** Opening Input for this task block **

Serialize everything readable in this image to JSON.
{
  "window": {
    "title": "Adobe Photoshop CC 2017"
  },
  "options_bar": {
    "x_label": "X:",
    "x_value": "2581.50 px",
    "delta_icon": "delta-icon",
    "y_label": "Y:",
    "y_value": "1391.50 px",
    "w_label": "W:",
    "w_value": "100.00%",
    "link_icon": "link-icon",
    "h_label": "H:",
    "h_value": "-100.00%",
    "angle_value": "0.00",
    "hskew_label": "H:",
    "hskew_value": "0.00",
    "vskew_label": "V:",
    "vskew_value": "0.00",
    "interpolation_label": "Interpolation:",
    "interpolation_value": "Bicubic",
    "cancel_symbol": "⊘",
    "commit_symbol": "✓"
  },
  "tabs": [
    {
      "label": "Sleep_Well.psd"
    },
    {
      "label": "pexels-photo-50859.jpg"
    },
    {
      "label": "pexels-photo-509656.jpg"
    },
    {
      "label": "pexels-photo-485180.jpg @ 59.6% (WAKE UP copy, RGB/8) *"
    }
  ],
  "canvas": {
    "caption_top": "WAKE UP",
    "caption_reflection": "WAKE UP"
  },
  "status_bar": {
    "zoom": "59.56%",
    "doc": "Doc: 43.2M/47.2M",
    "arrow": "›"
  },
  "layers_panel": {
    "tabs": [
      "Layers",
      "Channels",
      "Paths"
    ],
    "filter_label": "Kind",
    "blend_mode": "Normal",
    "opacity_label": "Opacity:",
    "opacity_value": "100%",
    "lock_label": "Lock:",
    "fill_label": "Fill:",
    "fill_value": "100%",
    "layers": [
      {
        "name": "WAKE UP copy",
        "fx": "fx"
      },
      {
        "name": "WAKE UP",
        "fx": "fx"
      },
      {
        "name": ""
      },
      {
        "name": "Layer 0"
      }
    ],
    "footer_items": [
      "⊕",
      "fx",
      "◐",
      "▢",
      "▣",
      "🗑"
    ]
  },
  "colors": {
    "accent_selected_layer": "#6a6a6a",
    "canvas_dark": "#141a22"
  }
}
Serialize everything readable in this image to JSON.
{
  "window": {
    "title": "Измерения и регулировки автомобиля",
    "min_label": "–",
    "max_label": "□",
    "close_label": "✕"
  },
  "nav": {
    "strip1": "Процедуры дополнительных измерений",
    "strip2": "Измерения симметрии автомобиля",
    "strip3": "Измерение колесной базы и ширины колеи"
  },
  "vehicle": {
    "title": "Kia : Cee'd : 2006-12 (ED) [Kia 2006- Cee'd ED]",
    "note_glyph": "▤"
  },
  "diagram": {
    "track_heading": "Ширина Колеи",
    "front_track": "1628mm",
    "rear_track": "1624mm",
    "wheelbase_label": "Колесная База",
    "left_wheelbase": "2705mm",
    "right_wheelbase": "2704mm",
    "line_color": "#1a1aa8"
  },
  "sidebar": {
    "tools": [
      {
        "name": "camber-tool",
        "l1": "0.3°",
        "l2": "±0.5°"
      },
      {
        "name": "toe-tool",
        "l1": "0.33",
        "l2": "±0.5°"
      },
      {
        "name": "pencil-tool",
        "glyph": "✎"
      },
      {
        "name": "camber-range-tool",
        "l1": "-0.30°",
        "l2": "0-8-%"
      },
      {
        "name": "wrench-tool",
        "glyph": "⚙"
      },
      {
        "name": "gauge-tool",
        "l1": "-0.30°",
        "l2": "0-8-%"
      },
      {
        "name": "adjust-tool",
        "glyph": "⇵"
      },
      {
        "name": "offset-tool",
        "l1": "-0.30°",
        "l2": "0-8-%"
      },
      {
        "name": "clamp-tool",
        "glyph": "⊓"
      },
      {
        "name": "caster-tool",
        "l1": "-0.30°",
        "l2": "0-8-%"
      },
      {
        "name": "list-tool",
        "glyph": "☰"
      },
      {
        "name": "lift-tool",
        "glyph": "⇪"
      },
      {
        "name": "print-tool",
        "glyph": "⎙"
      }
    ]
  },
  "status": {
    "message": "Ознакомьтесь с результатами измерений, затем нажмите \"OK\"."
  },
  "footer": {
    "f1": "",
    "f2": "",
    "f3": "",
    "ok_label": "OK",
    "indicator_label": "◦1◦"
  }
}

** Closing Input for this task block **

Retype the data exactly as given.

Serialize everything readable in this image to JSON.
{
  "window": {
    "title": "Adobe Photoshop CC 2017"
  },
  "options_bar": {
    "x_label": "X:",
    "x_value": "2581.50 px",
    "delta_icon": "delta-icon",
    "y_label": "Y:",
    "y_value": "1391.50 px",
    "w_label": "W:",
    "w_value": "100.00%",
    "link_icon": "link-icon",
    "h_label": "H:",
    "h_value": "-100.00%",
    "angle_value": "0.00",
    "hskew_label": "H:",
    "hskew_value": "0.00",
    "vskew_label": "V:",
    "vskew_value": "0.00",
    "interpolation_label": "Interpolation:",
    "interpolation_value": "Bicubic",
    "cancel_symbol": "⊘",
    "commit_symbol": "✓"
  },
  "tabs": [
    {
      "label": "Sleep_Well.psd"
    },
    {
      "label": "pexels-photo-50859.jpg"
    },
    {
      "label": "pexels-photo-509656.jpg"
    },
    {
      "label": "pexels-photo-485180.jpg @ 59.6% (WAKE UP copy, RGB/8) *"
    }
  ],
  "canvas": {
    "caption_top": "WAKE UP",
    "caption_reflection": "WAKE UP"
  },
  "status_bar": {
    "zoom": "59.56%",
    "doc": "Doc: 43.2M/47.2M",
    "arrow": "›"
  },
  "layers_panel": {
    "tabs": [
      "Layers",
      "Channels",
      "Paths"
    ],
    "filter_label": "Kind",
    "blend_mode": "Normal",
    "opacity_label": "Opacity:",
    "opacity_value": "100%",
    "lock_label": "Lock:",
    "fill_label": "Fill:",
    "fill_value": "100%",
    "layers": [
      {
        "name": "WAKE UP copy",
        "fx": "fx"
      },
      {
        "name": "WAKE UP",
        "fx": "fx"
      },
      {
        "name": ""
      },
      {
        "name": "Layer 0"
      }
    ],
    "footer_items": [
      "⊕",
      "fx",
      "◐",
      "▢",
      "▣",
      "🗑"
    ]
  },
  "colors": {
    "accent_selected_layer": "#6a6a6a",
    "canvas_dark": "#141a22"
  }
}
Serialize everything readable in this image to JSON.
{
  "window": {
    "title": "Измерения и регулировки автомобиля",
    "min_label": "–",
    "max_label": "□",
    "close_label": "✕"
  },
  "nav": {
    "strip1": "Процедуры дополнительных измерений",
    "strip2": "Измерения симметрии автомобиля",
    "strip3": "Измерение колесной базы и ширины колеи"
  },
  "vehicle": {
    "title": "Kia : Cee'd : 2006-12 (ED) [Kia 2006- Cee'd ED]",
    "note_glyph": "▤"
  },
  "diagram": {
    "track_heading": "Ширина Колеи",
    "front_track": "1628mm",
    "rear_track": "1624mm",
    "wheelbase_label": "Колесная База",
    "left_wheelbase": "2705mm",
    "right_wheelbase": "2704mm",
    "line_color": "#1a1aa8"
  },
  "sidebar": {
    "tools": [
      {
        "name": "camber-tool",
        "l1": "0.3°",
        "l2": "±0.5°"
      },
      {
        "name": "toe-tool",
        "l1": "0.33",
        "l2": "±0.5°"
      },
      {
        "name": "pencil-tool",
        "glyph": "✎"
      },
      {
        "name": "camber-range-tool",
        "l1": "-0.30°",
        "l2": "0-8-%"
      },
      {
        "name": "wrench-tool",
        "glyph": "⚙"
      },
      {
        "name": "gauge-tool",
        "l1": "-0.30°",
        "l2": "0-8-%"
      },
      {
        "name": "adjust-tool",
        "glyph": "⇵"
      },
      {
        "name": "offset-tool",
        "l1": "-0.30°",
        "l2": "0-8-%"
      },
      {
        "name": "clamp-tool",
        "glyph": "⊓"
      },
      {
        "name": "caster-tool",
        "l1": "-0.30°",
        "l2": "0-8-%"
      },
      {
        "name": "list-tool",
        "glyph": "☰"
      },
      {
        "name": "lift-tool",
        "glyph": "⇪"
      },
      {
        "name": "print-tool",
        "glyph": "⎙"
      }
    ]
  },
  "status": {
    "message": "Ознакомьтесь с результатами измерений, затем нажмите \"OK\"."
  },
  "footer": {
    "f1": "",
    "f2": "",
    "f3": "",
    "ok_label": "OK",
    "indicator_label": "◦1◦"
  }
}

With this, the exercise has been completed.